I do a lot of software reviews. A lot of them. And with most applications, I like to give the reader of my review an idea of what exactly the application looks like. There’s no real point in me telling you that a certain program has a very nice look and feel, and then not show it to you!
But the problem with taking a lot of screen shots is that my computer’s desktop is usually a bit of a mess. There are folders, icons, other open programs… not to mention the fact that my wallpaper is often kind of busy. That’s not what I want to take my screen shot against. I’d rather take my screen shot against a very basic backdrop (no mountains, rivers, bunches of balloons, or anything a bit distracting), or even just a solid color.
Of course, that’s not a huge deal. On a Mac all you need to do to change the desktop wallpaper is right click and select “Choose Desktop Background” and you’re whisked away to the correct preference panel. And it’s not hard to minimize all my open applications (aside from the one I want to take a screen shot of, of course), or hide them. What’s a problem is all those folders, hard drives, mounted devices and icons that are scattered all over my desktop.
What to do about them?
I use a handy little application called Desktop Curtain. Written by Peter Maurer, the same gentleman responsible for Butler and yFlicks, Desktop Curtain does only one thing: It temporarily replaces your normal wallpaper with a bland one, and optionally hides everything but open application windows.
In this way, it’s possible to get that great screen shot, without having to go through the hassle and chore of moving all my files, folders and icons to a different part of my hard drive, or else trying to bunch them all together so that they’ll be hidden behind the window I’m getting a screen shot of.
To use Desktop Curtain, simply double click its icon. Upon first launch, in addition to your wallpaper reverting to the default blue Apple-provided wallpaper and your icons and everything else on the desktop disappearing, you are taken to Desktop Curtain’s preferences. Here you are informed of the steps necessary to quit Desktop Curtain (since you won’t want it on forever, right), and are given the option to choose Desktop Curtain’s behavior.
You can select any wallpaper you like, or simply go with a solid color. In addition, you can decide whether or not Desktop Curtain should hide all the desktop items, which basically puts the “new” desktop picture between you and the desktop, or simply chance the potentially “busy” desktop picture with one a little more sedate. You can also modify Desktop Curtain so that it quits by double clicking the application icon a second time. By default, Desktop Curtain can be quit by right clicking anywhere on the new wallpaper, and selecting “Quit” from the menu that appears.
I can’t tell you how often I use Desktop Curtain. I only discovered it recently (within the last few weeks), but I have to say that it’s completely changed my way of writing software reviews.
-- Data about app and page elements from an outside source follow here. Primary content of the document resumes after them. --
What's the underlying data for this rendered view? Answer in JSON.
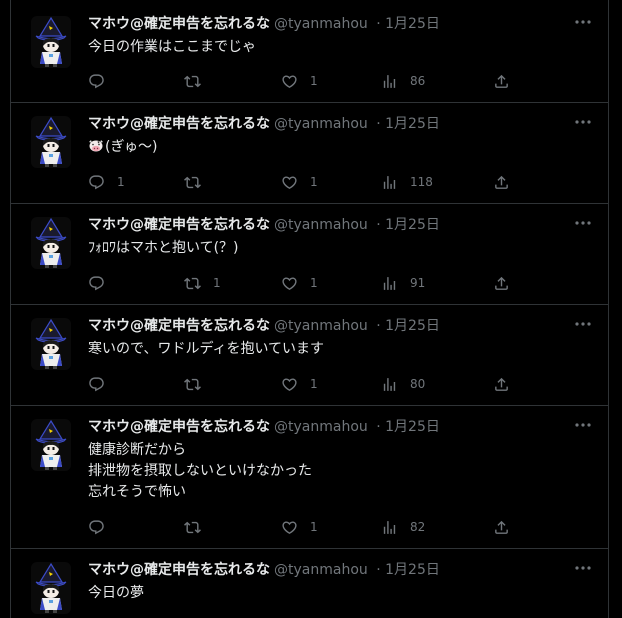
{
  "tweets": [
    {
      "name": "マホウ@確定申告を忘れるな",
      "handle": "@tyanmahou",
      "sep": "·",
      "date": "1月25日",
      "text": "今日の作業はここまでじゃ",
      "replies": "",
      "retweets": "",
      "likes": "1",
      "views": "86"
    },
    {
      "name": "マホウ@確定申告を忘れるな",
      "handle": "@tyanmahou",
      "sep": "·",
      "date": "1月25日",
      "emoji": "cow-face",
      "text": "(ぎゅ〜)",
      "replies": "1",
      "retweets": "",
      "likes": "1",
      "views": "118"
    },
    {
      "name": "マホウ@確定申告を忘れるな",
      "handle": "@tyanmahou",
      "sep": "·",
      "date": "1月25日",
      "text": "ﾌｫﾛﾜはマホと抱いて(？)",
      "replies": "",
      "retweets": "1",
      "likes": "1",
      "views": "91"
    },
    {
      "name": "マホウ@確定申告を忘れるな",
      "handle": "@tyanmahou",
      "sep": "·",
      "date": "1月25日",
      "text": "寒いので、ワドルディを抱いています",
      "replies": "",
      "retweets": "",
      "likes": "1",
      "views": "80"
    },
    {
      "name": "マホウ@確定申告を忘れるな",
      "handle": "@tyanmahou",
      "sep": "·",
      "date": "1月25日",
      "text": "健康診断だから\n排泄物を摂取しないといけなかった\n忘れそうで怖い",
      "replies": "",
      "retweets": "",
      "likes": "1",
      "views": "82"
    },
    {
      "name": "マホウ@確定申告を忘れるな",
      "handle": "@tyanmahou",
      "sep": "·",
      "date": "1月25日",
      "text": "今日の夢"
    }
  ],
  "icons": {
    "reply": "reply-icon",
    "retweet": "retweet-icon",
    "like": "heart-icon",
    "views": "views-icon",
    "share": "share-icon",
    "more": "more-icon"
  },
  "colors": {
    "background": "#000000",
    "text": "#e7e9ea",
    "muted": "#71767b",
    "border": "#2f3336"
  }
}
Previously I would only take screen shots when I had a bunch to do. I was one of those people who shuffled icons and folders around, trying to hide them behind windows so they couldn’t be seen (or using Photoshop to get rid of them later). But with Desktop Curtain, that’s a thing of the past. Now I just start it up, take my screen shots, and quit, and my desktop is back the way I like it.
Desktop Curtain is a free program, but the author says donations are always accepted. To download Desktop Curtain, find out more about it, or make a donation, please visit the program’s website here.